## EXERCISE OBJECTIVE
Give the count of lines in the records that contain the string "JSON", and write nothing but that number.

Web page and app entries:
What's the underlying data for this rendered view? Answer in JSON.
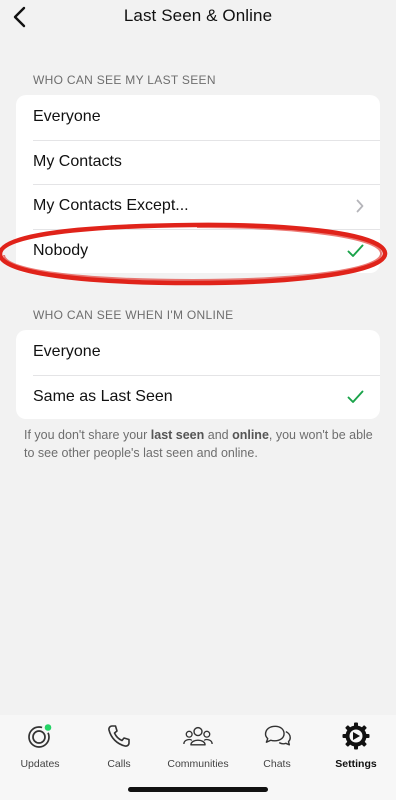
{
  "nav": {
    "title": "Last Seen & Online",
    "back_icon": "chevron-left-icon"
  },
  "last_seen": {
    "header": "WHO CAN SEE MY LAST SEEN",
    "options": [
      {
        "label": "Everyone"
      },
      {
        "label": "My Contacts"
      },
      {
        "label": "My Contacts Except..."
      },
      {
        "label": "Nobody",
        "selected": true
      }
    ]
  },
  "online": {
    "header": "WHO CAN SEE WHEN I'M ONLINE",
    "options": [
      {
        "label": "Everyone"
      },
      {
        "label": "Same as Last Seen",
        "selected": true
      }
    ],
    "footnote": {
      "part1": "If you don't share your ",
      "bold1": "last seen",
      "part2": " and ",
      "bold2": "online",
      "part3": ", you won't be able to see other people's last seen and online."
    }
  },
  "annotation": {
    "highlight": "Nobody",
    "color": "#e0231a"
  },
  "tabbar": {
    "tabs": [
      {
        "label": "Updates",
        "icon": "updates-icon"
      },
      {
        "label": "Calls",
        "icon": "phone-icon"
      },
      {
        "label": "Communities",
        "icon": "communities-icon"
      },
      {
        "label": "Chats",
        "icon": "chats-icon"
      },
      {
        "label": "Settings",
        "icon": "settings-gear-icon",
        "active": true
      }
    ]
  },
  "colors": {
    "accent": "#1aa34a",
    "update_dot": "#25d366",
    "background": "#f2f2f2"
  }
}
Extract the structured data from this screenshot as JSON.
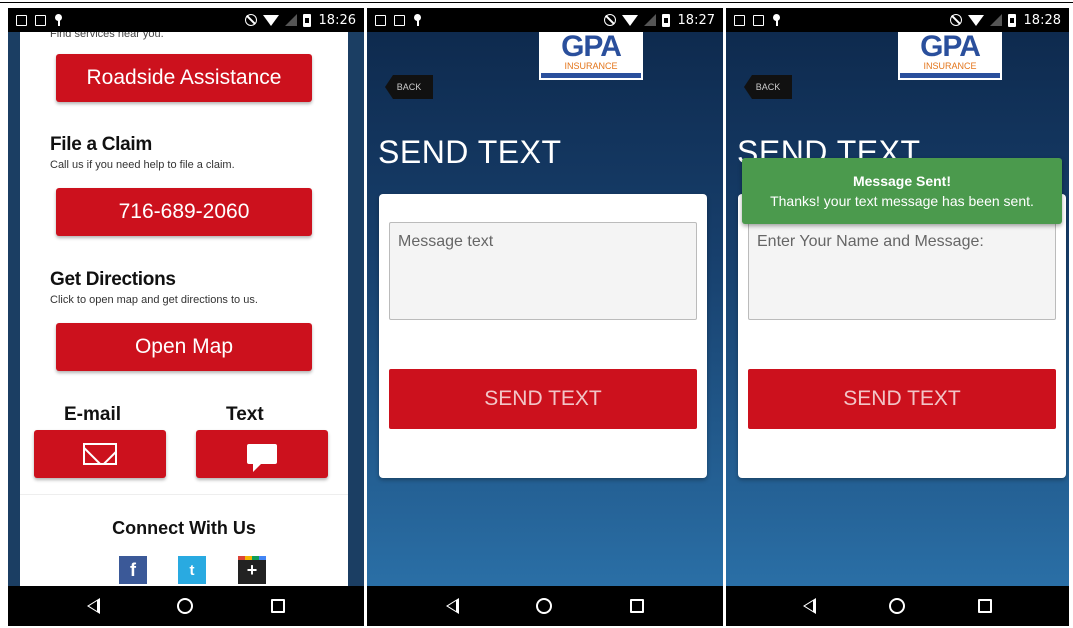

## RESPONSE
2